Stylistically, he was eclectic, as were his contemporaries, using one of the classic styles for governmental and college buildings and Gothic for religious structures; for other buildings, he employed a mixture of styles usually termed Queen Anne, the composition and arrangement of parts being the architect's artistic expression. He also followed in the footsteps of such nationally famed architects as H. H. Richardson, Louis Sullivan, Richard Morris Hunt, McKim, Mead, and White, and Frank Lloyd Wright.

Milburn enlarged the state capitols of Tallahassee, Fla., and Columbia, S.C., and projected another at Frankfurt, Ky., and the enlargement of the North Carolina capitol at Raleigh; neither of the latter proposals was accepted. Cities in North Carolina containing Milburn buildings include Asheville (Buncombe County Courthouse, thought by Milburn's son to be his best design), Chapel Hill, Charlotte, Durham, Elizabeth City, Gastonia, Goldsboro, Greensboro, Henderson, Oak Ridge, Raleigh, Salisbury, and Winston-Salem. Many of his designs were published in a series of books, copies of which are in the Library of Congress and at The University of North Carolina. Entitled Designs from the Work of Frank P. Milburn, editions date from 1901, 1903, and 1905; some are undated and one dates as late as 1922 in association with Michael Heister, each publication adding information, illustrating more designs, and invariably containing a portrait. Heister joined Milburn as a partner when he moved to Washington, D.C., in 1902 to become architect of the Southern Railway Company; Milburn's son, Thomas Yancey, who was graduated from The University of North Carolina in 1915 and studied architecture at the University of Pennsylvania, joined the firm sometime before 1920.

During thirty-six years of practice, Milburn designed at least 250 major structures in addition to domestic architecture of a residential scale. He died in Asheville, N.C. Obituaries appeared in the 23 Sept. 1926 editions of the Washington Evening Star and the Charlotte Observer.

In 1890 Milburn married Lenora Lyttle, the daughter of Judge David Yancey Lyttle. They had two children. Thomas Yancey, born in Staunton, Ky., became president of the architectural firm after his father's death; the firm had an office in Durham, where he retired in 1952. The second child, Fay C., born in Barbourville, Ky., in 1896, lived in St. Petersburg, Fla.

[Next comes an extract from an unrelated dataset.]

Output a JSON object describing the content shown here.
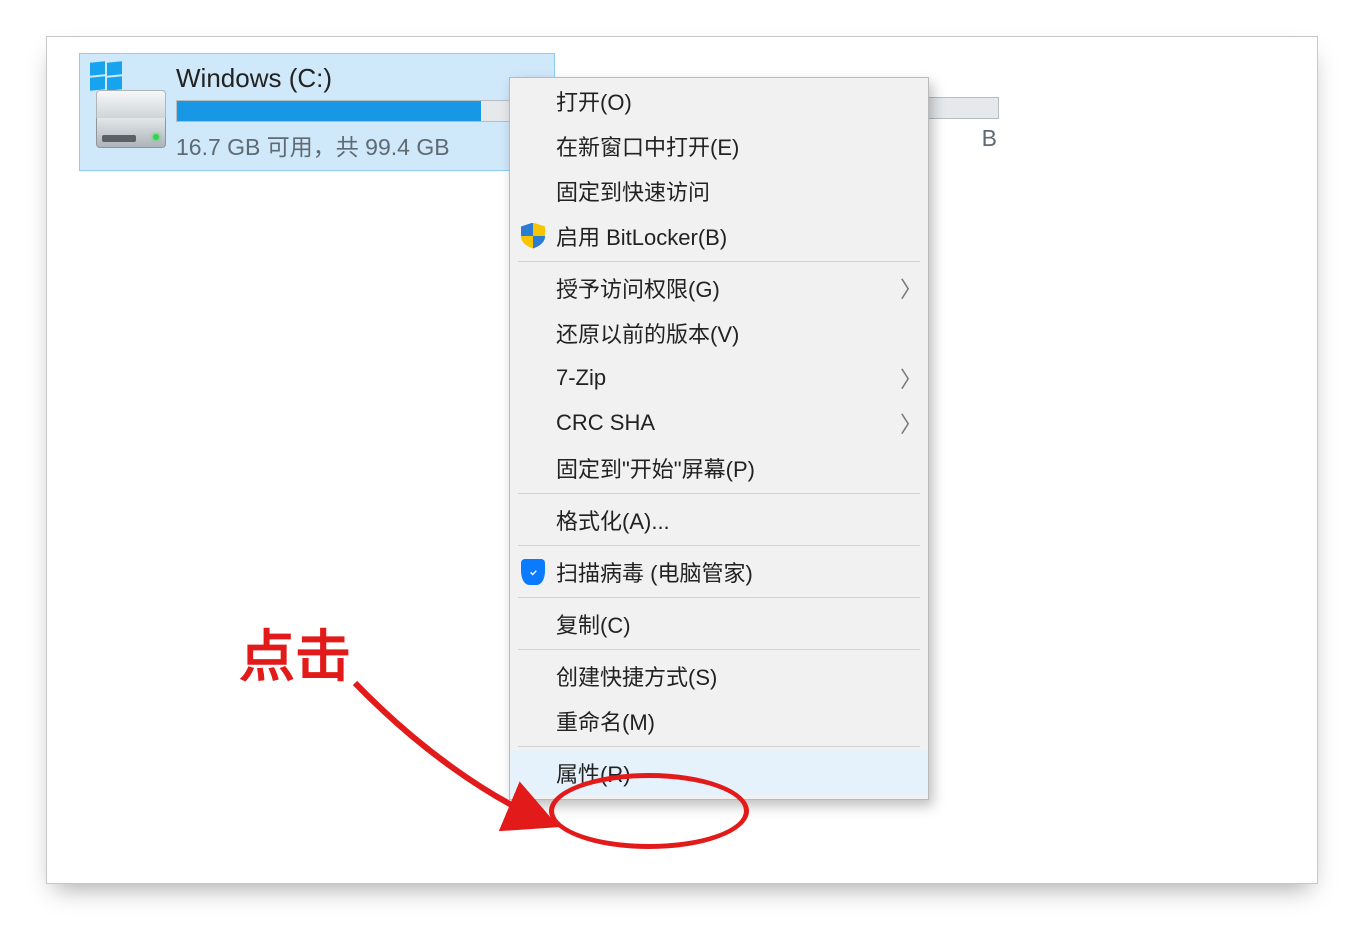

Archibald Henderson, The Campus of the First State University (1949).

George Lougee, "Rails, Rust, and Station Dust," Durham Morning Herald, 4 Mar. 1962.

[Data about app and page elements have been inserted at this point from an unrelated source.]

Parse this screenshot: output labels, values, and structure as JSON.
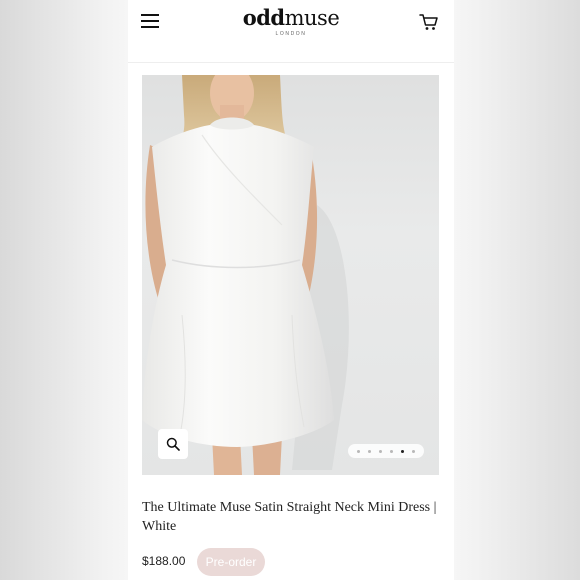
{
  "header": {
    "menu_icon": "hamburger-menu-icon",
    "logo_bold": "odd",
    "logo_light": "muse",
    "logo_sub": "LONDON",
    "cart_icon": "shopping-cart-icon"
  },
  "gallery": {
    "zoom_icon": "magnifier-icon",
    "dot_count": 6,
    "active_dot": 5
  },
  "product": {
    "title": "The Ultimate Muse Satin Straight Neck Mini Dress | White",
    "price": "$188.00",
    "preorder_label": "Pre-order"
  },
  "colors": {
    "preorder_bg": "#ead9d7",
    "dress": "#f7f7f5",
    "background": "#eaeaea"
  }
}
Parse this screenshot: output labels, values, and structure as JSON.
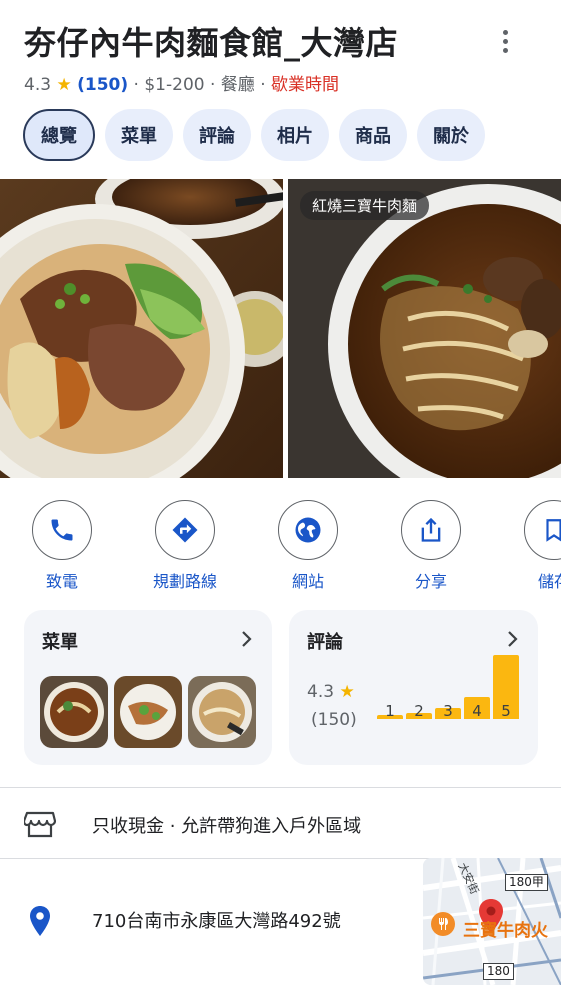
{
  "place": {
    "title": "夯仔內牛肉麵食館_大灣店",
    "rating": "4.3",
    "star": "★",
    "review_count": "(150)",
    "price": "$1-200",
    "category": "餐廳",
    "hours": "歇業時間",
    "sep": "·"
  },
  "tabs": [
    {
      "label": "總覽"
    },
    {
      "label": "菜單"
    },
    {
      "label": "評論"
    },
    {
      "label": "相片"
    },
    {
      "label": "商品"
    },
    {
      "label": "關於"
    }
  ],
  "photos": {
    "label": "紅燒三寶牛肉麵"
  },
  "actions": [
    {
      "label": "致電",
      "icon": "phone-icon"
    },
    {
      "label": "規劃路線",
      "icon": "directions-icon"
    },
    {
      "label": "網站",
      "icon": "globe-icon"
    },
    {
      "label": "分享",
      "icon": "share-icon"
    },
    {
      "label": "儲存",
      "icon": "bookmark-icon"
    }
  ],
  "menu_card": {
    "title": "菜單"
  },
  "reviews_card": {
    "title": "評論",
    "rating": "4.3",
    "star": "★",
    "count": "(150)",
    "distribution": [
      {
        "stars": "1",
        "share": 0.06
      },
      {
        "stars": "2",
        "share": 0.1
      },
      {
        "stars": "3",
        "share": 0.17
      },
      {
        "stars": "4",
        "share": 0.35
      },
      {
        "stars": "5",
        "share": 1.0
      }
    ]
  },
  "info": {
    "features": "只收現金 · 允許帶狗進入戶外區域",
    "address": "710台南市永康區大灣路492號"
  },
  "map": {
    "road_name": "大安街",
    "shield_1": "180甲",
    "shield_2": "180",
    "place_label": "三寶牛肉火"
  },
  "colors": {
    "accent": "#1a56c8",
    "hours": "#d93025",
    "star": "#f4b400",
    "bar": "#fbb710",
    "tab_bg": "#e8eefb",
    "pin": "#e53935"
  }
}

Nat. Cyc. Am. Biog., vol. 12 (1904). (accessed October 3, 2014).

John C. Proctor, Washington Past and Present, vol. 3 (1932).

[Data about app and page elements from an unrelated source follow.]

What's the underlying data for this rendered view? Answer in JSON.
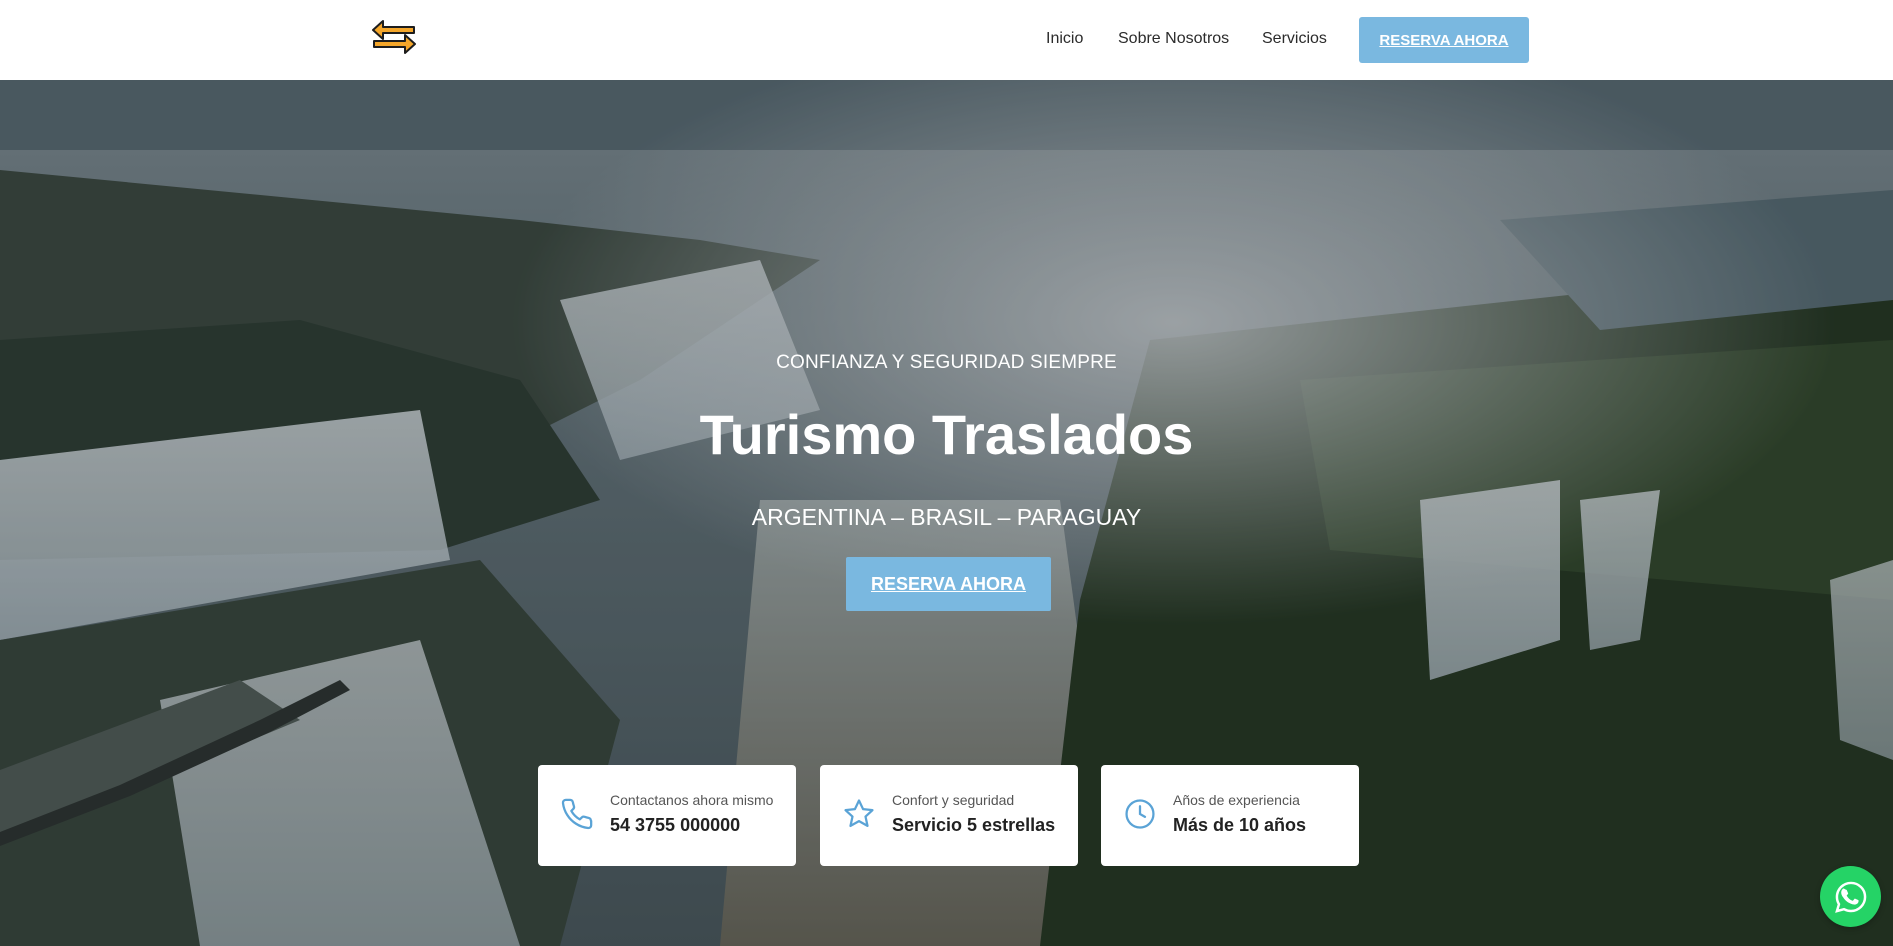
{
  "header": {
    "logo_icon": "double-arrow-logo-icon",
    "nav": [
      {
        "label": "Inicio"
      },
      {
        "label": "Sobre Nosotros"
      },
      {
        "label": "Servicios"
      }
    ],
    "cta_label": "RESERVA AHORA"
  },
  "hero": {
    "eyebrow": "CONFIANZA Y SEGURIDAD SIEMPRE",
    "title": "Turismo Traslados",
    "subtitle": "ARGENTINA – BRASIL – PARAGUAY",
    "cta_label": "RESERVA AHORA"
  },
  "cards": [
    {
      "icon": "phone-icon",
      "label": "Contactanos ahora mismo",
      "value": "54 3755 000000"
    },
    {
      "icon": "star-icon",
      "label": "Confort y seguridad",
      "value": "Servicio 5 estrellas"
    },
    {
      "icon": "clock-icon",
      "label": "Años de experiencia",
      "value": "Más de 10 años"
    }
  ],
  "whatsapp_icon": "whatsapp-icon",
  "colors": {
    "accent": "#7ab8e0",
    "logo_orange": "#f4a62a",
    "card_icon": "#5aa3d6",
    "whatsapp": "#25d366"
  }
}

Lawrence Wodehouse, "Frank Pierce Milburn (1868–1926): A Major Southern Architect," North Carolina Historical Review 50 (July 1973).